This week, I stumbled on an article that suggests short-selling your own positions as a method to avoid short-term capital gains taxes. http://seekingalpha.com/article/400371-dodging-taxes

It occurred to me that the same method can be used to freeze the effective value of gold, silver and platinum assets. Why? Please note that gold has two separate attractions:
-- GOLD IS AN INVESTMENT. You believe the price will go up.
-- GOLD IS SAFE MONEY--a bulletproof alternative to FDIC accounts.

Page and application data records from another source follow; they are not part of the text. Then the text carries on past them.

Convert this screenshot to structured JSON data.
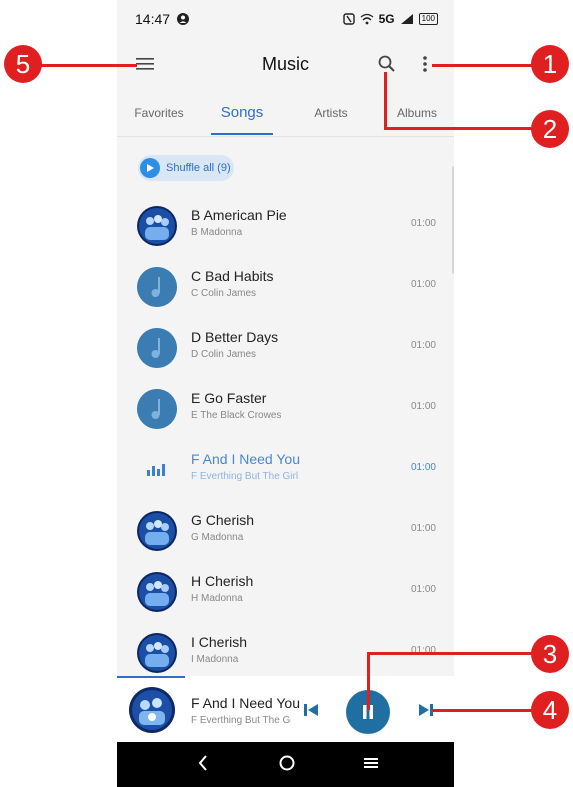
{
  "status_bar": {
    "time": "14:47",
    "network": "5G",
    "battery": "100"
  },
  "app_bar": {
    "title": "Music"
  },
  "tabs": [
    {
      "label": "Favorites"
    },
    {
      "label": "Songs"
    },
    {
      "label": "Artists"
    },
    {
      "label": "Albums"
    }
  ],
  "shuffle": {
    "label": "Shuffle all (9)"
  },
  "songs": [
    {
      "title": "B American Pie",
      "artist": "B Madonna",
      "duration": "01:00",
      "art": "photo"
    },
    {
      "title": "C Bad Habits",
      "artist": "C Colin James",
      "duration": "01:00",
      "art": "note"
    },
    {
      "title": "D Better Days",
      "artist": "D Colin James",
      "duration": "01:00",
      "art": "note"
    },
    {
      "title": "E Go Faster",
      "artist": "E The Black Crowes",
      "duration": "01:00",
      "art": "note"
    },
    {
      "title": "F And I Need You",
      "artist": "F Everthing But The Girl",
      "duration": "01:00",
      "art": "equalizer"
    },
    {
      "title": "G Cherish",
      "artist": "G Madonna",
      "duration": "01:00",
      "art": "photo"
    },
    {
      "title": "H Cherish",
      "artist": "H Madonna",
      "duration": "01:00",
      "art": "photo"
    },
    {
      "title": "I Cherish",
      "artist": "I Madonna",
      "duration": "01:00",
      "art": "photo"
    }
  ],
  "mini_player": {
    "title": "F And I Need You",
    "artist": "F Everthing But The Girl"
  },
  "callouts": [
    "1",
    "2",
    "3",
    "4",
    "5"
  ],
  "colors": {
    "accent": "#2f6dc9",
    "callout": "#e02020",
    "play_button": "#1f6fa3"
  }
}
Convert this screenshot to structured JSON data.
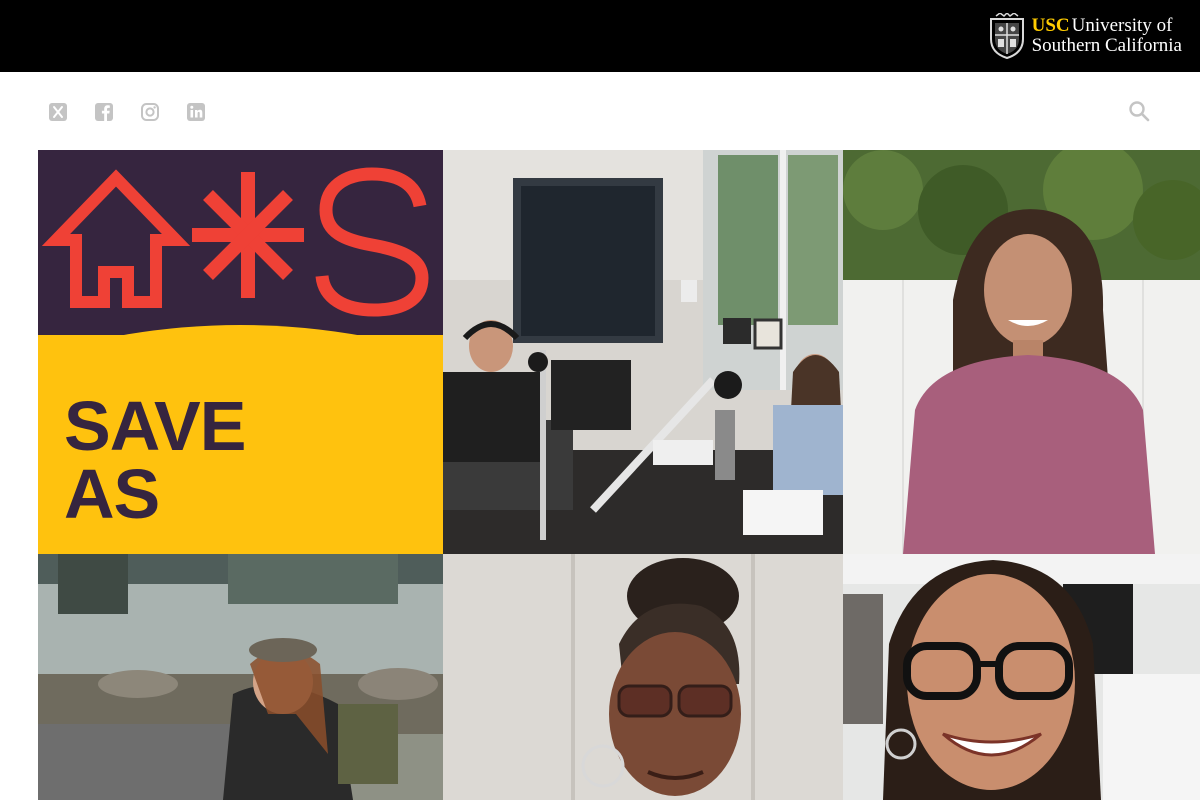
{
  "header": {
    "brand": {
      "usc": "USC",
      "line1_rest": "University of",
      "line2": "Southern California",
      "seal_icon": "usc-seal-icon",
      "accent_color": "#FFCC00"
    }
  },
  "social": {
    "items": [
      {
        "icon": "x-twitter-icon"
      },
      {
        "icon": "facebook-icon"
      },
      {
        "icon": "instagram-icon"
      },
      {
        "icon": "linkedin-icon"
      }
    ],
    "search_icon": "search-icon"
  },
  "tiles": {
    "logo": {
      "word1": "SAVE",
      "word2": "AS",
      "background": "#36253F",
      "accent_yellow": "#FFC20E",
      "accent_red": "#EF4136"
    }
  }
}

PROS. If this works--the result is technically 'safer' than FDIC or US Treasuries. USD$1k in --> USD$1k out. Totally guaranteed regardless of bank failures.
CONS. Even if this works--you can expect $0 appreciation. Zero protection against inflation or the collapse of the US dollar. (Assuming you short in US dollars.)

Walking myself through what might happen...

SITUATION 2a: "Gold Up".

* You start with $10k of gold and a $10k short on GDX.
* Later, imagine for example your gold is $15k and your short is $5k. You sell $5k of gold and repay $5k owed on the short. US citizens pay 'commodities' tax on the 5k--but you have a 5k deduction on your regular/short-term/earned income. If the deduction outstrips one year of earned income, you can take as many years as necessary